§ **TASK STATEMENT**: Search the material and gather each line with "reader" in it.

§ **SUPPLIED DATA**:
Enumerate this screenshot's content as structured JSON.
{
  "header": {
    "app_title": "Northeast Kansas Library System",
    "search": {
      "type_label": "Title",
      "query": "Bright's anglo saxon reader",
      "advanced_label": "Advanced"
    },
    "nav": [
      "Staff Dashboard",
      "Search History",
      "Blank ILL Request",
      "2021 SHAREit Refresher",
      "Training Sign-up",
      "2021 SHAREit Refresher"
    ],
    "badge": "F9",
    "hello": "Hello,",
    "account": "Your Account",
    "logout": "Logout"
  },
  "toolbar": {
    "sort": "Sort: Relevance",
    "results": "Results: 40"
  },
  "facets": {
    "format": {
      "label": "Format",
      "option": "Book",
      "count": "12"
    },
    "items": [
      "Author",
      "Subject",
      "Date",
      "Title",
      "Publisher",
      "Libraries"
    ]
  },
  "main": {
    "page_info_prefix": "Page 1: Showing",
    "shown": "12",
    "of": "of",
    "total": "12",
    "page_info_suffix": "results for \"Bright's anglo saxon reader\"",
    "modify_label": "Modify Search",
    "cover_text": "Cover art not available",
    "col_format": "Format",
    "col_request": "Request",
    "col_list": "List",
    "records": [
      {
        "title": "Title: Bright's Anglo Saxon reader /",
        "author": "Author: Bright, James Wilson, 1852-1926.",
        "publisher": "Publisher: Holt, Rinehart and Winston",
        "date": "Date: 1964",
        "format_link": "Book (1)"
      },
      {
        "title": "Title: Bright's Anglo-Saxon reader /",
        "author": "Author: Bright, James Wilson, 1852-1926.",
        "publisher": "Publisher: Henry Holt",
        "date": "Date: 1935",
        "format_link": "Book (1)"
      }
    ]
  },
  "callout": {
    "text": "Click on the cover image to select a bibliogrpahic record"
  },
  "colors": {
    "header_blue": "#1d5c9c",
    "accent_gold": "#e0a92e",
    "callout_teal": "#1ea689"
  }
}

§ **RESULT OF THIS EXERCISE**:
      "query": "Bright's anglo saxon reader",
    "page_info_suffix": "results for \"Bright's anglo saxon reader\"",
        "title": "Title: Bright's Anglo Saxon reader /",
        "title": "Title: Bright's Anglo-Saxon reader /",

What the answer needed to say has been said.